→ SUPPLIED INFORMATION:
▼

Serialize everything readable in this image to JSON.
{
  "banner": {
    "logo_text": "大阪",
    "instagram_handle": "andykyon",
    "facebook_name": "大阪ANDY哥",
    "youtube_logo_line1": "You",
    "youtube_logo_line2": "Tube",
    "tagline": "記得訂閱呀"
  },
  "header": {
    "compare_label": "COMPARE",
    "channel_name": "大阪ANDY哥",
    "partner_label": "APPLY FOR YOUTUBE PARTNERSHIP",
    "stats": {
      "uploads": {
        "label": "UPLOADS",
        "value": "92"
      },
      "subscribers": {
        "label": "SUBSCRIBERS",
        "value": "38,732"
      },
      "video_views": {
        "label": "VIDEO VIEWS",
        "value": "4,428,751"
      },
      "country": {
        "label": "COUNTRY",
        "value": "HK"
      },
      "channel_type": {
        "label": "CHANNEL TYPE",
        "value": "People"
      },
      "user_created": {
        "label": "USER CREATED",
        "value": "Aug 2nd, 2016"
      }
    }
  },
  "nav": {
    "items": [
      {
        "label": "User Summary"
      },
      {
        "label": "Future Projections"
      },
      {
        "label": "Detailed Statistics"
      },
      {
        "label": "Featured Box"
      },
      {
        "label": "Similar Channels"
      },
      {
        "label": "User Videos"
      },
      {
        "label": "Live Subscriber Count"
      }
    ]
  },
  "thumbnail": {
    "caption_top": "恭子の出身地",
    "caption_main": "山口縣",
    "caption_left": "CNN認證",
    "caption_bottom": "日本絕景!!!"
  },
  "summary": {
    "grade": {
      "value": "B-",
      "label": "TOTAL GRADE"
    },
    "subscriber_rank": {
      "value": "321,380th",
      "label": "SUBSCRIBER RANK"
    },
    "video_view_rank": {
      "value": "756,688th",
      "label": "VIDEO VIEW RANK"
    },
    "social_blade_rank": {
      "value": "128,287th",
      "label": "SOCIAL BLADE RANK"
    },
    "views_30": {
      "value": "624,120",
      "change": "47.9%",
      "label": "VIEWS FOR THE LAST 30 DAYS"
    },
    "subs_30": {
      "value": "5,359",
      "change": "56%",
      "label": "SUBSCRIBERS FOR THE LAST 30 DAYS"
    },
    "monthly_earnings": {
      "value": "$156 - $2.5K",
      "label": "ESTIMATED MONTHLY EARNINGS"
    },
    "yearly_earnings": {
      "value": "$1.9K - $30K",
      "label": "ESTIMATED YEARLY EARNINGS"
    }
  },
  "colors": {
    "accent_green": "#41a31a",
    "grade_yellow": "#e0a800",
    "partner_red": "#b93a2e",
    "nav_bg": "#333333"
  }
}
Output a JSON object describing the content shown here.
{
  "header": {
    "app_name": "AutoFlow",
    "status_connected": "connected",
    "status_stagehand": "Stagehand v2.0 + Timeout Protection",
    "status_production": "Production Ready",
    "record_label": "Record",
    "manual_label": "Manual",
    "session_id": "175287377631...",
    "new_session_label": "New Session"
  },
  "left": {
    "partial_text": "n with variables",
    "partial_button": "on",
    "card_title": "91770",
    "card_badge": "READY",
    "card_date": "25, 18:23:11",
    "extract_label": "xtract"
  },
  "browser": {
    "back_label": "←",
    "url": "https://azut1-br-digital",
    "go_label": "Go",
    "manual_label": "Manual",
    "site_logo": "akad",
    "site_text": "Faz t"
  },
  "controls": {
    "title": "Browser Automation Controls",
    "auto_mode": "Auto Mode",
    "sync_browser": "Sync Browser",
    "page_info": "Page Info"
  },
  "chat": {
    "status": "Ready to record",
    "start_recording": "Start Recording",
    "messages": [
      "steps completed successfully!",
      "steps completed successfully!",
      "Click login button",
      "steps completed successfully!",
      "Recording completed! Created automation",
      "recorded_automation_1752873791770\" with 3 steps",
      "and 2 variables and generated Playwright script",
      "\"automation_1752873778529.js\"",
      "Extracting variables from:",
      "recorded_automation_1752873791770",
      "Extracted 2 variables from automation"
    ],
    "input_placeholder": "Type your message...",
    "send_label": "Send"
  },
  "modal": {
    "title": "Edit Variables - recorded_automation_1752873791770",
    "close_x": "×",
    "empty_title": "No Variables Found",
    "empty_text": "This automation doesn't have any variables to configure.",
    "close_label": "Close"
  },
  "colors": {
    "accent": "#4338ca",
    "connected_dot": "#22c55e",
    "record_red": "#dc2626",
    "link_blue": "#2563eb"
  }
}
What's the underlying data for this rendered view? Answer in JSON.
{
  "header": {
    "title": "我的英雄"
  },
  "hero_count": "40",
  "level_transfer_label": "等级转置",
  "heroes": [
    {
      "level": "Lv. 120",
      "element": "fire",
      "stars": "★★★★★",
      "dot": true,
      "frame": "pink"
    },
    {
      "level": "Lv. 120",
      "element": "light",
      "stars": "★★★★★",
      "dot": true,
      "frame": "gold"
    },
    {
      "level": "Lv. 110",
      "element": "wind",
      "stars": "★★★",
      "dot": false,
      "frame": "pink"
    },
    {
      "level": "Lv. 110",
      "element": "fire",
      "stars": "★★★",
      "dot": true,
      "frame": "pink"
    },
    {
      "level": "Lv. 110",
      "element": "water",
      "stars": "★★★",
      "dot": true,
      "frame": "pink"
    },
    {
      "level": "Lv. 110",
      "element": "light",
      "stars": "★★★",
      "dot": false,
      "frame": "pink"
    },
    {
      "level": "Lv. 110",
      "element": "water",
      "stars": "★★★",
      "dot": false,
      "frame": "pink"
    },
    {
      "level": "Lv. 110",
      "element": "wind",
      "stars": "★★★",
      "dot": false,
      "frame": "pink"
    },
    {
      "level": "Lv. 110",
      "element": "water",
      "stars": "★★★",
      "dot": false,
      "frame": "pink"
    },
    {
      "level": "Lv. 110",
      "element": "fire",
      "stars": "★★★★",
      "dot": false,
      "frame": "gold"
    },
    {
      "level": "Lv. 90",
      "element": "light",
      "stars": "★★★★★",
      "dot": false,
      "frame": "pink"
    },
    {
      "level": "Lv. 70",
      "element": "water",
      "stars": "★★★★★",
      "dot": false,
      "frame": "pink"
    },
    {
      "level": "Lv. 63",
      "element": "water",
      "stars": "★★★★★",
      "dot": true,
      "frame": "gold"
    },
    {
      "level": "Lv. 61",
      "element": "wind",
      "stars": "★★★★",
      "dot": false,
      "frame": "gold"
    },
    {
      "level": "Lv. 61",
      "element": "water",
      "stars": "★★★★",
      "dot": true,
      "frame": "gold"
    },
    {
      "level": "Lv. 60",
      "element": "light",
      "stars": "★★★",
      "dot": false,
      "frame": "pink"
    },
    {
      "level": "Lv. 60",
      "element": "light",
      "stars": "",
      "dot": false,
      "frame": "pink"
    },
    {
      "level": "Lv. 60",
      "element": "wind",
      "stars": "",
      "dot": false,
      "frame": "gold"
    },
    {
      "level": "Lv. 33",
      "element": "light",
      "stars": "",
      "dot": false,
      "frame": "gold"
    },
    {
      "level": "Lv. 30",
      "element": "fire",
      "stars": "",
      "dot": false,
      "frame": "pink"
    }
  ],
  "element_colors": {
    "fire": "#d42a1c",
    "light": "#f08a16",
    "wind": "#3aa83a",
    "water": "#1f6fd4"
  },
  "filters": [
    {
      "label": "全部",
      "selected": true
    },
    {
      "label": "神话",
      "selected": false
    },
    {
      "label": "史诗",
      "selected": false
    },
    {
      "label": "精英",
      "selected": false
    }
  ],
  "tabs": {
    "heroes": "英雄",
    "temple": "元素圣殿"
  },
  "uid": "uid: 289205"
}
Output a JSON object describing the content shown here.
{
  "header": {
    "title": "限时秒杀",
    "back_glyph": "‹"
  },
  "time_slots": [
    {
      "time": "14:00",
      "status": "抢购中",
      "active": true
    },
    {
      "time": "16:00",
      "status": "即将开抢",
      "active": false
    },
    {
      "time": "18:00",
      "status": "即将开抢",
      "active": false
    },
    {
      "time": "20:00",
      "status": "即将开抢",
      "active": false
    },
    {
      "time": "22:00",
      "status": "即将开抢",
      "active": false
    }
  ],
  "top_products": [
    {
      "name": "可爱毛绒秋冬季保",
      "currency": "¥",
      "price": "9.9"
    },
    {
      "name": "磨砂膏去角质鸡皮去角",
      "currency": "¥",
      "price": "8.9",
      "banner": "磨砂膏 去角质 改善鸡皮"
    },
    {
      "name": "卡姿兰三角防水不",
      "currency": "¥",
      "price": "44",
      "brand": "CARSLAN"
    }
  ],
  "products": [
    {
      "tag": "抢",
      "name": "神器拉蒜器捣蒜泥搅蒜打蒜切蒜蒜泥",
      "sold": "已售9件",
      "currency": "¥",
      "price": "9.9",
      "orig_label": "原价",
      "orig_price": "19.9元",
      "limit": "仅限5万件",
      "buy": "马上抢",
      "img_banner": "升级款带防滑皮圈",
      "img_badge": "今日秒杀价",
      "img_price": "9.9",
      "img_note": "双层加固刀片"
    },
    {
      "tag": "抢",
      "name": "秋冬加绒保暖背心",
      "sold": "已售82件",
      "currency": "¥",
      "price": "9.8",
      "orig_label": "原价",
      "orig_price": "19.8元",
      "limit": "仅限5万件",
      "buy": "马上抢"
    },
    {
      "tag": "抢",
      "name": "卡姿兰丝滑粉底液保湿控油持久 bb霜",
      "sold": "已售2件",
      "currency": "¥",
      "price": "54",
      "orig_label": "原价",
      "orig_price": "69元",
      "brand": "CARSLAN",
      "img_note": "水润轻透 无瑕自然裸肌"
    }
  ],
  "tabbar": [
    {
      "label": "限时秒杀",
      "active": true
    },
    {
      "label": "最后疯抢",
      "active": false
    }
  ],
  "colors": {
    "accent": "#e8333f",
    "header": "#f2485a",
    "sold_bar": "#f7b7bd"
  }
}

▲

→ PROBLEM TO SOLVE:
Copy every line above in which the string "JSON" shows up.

→ ANSWER FOR THIS EXERCISE:
Serialize everything readable in this image to JSON.
Output a JSON object describing the content shown here.
What's the underlying data for this rendered view? Answer in JSON.
Output a JSON object describing the content shown here.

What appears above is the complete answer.